This study is placed in Hamirpur District of Himachal Pradesh, India, a rural landscape outside the realm of protected areas where humans and leopards have been sharing space since decades. Consequent to the long history of living beside one another the human-leopard relationship in the landscape is complex, dynamic and multifaceted. The aim of the study was to explore the factors other than socio-economics and ecology that contributes to this relationship. Specifically, the study seeks to understand the influence of intangible factors such as stories, religion and social dynamics on people’s perception of leopards.
An ethnographic research framework was used, consisting primarily of 23 semi-structured interviews with a range of stakeholders in the vicinity of a village in Hamirpur. Permanent village residents, migratory shepherds and forest department personnel were the main stakeholder groups interviewed in this study. The qualitative thematic analysis of the interviews was conducted using an inductive framework i.e. instead of identifying themes prior to analysis, the themes that emerged from within the transcripts were identified, compiled and substantiated using extant literature.

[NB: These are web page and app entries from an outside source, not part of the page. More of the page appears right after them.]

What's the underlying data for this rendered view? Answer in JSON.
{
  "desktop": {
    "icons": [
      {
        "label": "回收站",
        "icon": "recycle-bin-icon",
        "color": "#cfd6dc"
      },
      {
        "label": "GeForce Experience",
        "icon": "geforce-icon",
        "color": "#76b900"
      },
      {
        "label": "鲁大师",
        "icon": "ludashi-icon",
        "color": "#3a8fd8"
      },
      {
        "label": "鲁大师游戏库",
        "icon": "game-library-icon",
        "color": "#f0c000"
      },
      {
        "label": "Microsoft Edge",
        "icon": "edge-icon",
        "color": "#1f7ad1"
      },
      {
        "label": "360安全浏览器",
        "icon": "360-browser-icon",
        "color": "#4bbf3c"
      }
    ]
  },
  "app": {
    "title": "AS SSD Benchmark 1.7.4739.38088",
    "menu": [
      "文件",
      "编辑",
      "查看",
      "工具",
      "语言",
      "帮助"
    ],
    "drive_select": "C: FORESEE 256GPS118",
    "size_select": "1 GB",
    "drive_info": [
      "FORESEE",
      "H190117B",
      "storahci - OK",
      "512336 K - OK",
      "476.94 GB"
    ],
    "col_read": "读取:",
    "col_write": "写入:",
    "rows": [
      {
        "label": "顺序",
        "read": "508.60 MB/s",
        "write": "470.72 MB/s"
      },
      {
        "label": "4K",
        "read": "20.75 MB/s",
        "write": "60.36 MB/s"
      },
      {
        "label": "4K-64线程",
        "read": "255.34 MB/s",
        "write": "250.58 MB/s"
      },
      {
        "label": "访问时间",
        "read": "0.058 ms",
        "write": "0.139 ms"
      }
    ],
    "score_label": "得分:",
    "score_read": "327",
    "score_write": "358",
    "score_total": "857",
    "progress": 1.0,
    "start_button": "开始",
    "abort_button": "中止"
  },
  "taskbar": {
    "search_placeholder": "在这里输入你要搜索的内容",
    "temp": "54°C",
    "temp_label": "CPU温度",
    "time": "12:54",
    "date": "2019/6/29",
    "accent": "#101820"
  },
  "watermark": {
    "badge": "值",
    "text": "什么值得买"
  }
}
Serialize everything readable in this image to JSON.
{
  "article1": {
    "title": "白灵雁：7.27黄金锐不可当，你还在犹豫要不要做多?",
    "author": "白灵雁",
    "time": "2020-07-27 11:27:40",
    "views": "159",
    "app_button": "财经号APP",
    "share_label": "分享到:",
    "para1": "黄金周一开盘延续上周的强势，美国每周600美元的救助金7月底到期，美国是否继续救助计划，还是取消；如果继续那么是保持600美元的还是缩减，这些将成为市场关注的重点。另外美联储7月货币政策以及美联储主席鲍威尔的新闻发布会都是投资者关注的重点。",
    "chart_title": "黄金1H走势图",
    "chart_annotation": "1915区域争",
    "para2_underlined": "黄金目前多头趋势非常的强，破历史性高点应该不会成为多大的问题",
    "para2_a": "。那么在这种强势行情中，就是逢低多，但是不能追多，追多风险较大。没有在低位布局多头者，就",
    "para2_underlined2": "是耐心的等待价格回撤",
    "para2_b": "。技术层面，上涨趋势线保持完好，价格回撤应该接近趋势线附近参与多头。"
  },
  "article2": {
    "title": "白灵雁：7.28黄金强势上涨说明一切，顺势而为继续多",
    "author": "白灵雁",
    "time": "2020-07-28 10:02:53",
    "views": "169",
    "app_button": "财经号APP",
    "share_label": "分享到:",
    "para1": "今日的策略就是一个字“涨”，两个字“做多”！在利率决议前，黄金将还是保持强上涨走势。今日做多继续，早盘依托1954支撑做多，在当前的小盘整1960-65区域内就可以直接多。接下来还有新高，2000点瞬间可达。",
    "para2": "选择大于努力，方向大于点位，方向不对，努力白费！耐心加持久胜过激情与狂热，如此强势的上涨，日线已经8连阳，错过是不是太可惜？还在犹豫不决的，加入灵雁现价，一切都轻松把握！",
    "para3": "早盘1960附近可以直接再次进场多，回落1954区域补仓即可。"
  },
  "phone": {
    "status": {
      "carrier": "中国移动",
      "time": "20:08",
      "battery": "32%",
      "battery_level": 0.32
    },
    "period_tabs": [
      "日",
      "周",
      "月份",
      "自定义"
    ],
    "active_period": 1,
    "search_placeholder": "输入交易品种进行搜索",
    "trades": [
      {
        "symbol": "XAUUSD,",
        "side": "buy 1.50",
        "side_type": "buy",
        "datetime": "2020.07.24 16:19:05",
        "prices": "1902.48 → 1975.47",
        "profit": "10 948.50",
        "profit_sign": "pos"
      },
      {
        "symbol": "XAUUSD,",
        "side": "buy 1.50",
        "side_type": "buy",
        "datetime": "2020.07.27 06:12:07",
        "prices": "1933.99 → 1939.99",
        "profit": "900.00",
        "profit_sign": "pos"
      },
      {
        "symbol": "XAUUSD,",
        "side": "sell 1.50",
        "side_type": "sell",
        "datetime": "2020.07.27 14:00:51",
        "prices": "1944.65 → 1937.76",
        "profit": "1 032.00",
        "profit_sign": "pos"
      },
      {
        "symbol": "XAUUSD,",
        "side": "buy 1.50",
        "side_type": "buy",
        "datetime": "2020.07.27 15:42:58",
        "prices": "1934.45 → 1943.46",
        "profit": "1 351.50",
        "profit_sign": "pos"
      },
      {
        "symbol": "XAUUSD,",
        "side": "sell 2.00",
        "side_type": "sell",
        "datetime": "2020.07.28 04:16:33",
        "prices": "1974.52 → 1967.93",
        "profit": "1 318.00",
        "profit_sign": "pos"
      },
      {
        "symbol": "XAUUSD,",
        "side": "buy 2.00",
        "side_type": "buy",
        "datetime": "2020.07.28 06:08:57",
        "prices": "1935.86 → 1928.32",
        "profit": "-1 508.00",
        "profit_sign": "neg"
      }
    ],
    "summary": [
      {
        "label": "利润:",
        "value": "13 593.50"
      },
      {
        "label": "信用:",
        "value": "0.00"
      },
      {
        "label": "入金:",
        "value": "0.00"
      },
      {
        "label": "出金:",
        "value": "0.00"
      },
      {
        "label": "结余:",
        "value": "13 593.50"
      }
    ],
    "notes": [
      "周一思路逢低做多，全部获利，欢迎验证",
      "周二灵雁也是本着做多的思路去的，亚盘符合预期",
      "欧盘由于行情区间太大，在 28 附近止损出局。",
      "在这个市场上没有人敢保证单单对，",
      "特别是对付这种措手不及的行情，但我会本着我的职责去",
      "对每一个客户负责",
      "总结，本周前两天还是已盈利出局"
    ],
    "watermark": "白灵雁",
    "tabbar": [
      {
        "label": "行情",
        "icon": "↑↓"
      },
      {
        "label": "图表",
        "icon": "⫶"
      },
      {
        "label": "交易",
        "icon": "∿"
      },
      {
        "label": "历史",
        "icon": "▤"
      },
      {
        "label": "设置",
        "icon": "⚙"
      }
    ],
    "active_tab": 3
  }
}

The study revealed that participants’ description of leopards arose out of knowledge that was based on experience as well as being culturally informed. Many participants described leopards to be adaptive beings that are capable of responding to specific situations rather than purely instinct driven animals. Their descriptions revealed a tendency of attributing to leopards, characteristics such as conscious thought, self and kinship that are typically attributed only to humans within western cosmology. Participants shared several myths and stories featuring leopards, including a contemporary conspiracy theory about the release of “domesticated” leopards by the government into the surrounding landscape, and illustrated how locally present narratives shape their perception of leopards. Narratives such as the conspiracy theory also brought to light the human-human tensions between stakeholders and exemplified a way in which human-animal dynamics are affected by human-human conflicts. This study illustrates the significance of locally present narratives in molding the relationship between humans and animals within shared landscapes, consequently underlining the possible shortcomings of looking at human-animal dynamics only through the narrow lenses of ecology or socio-economics.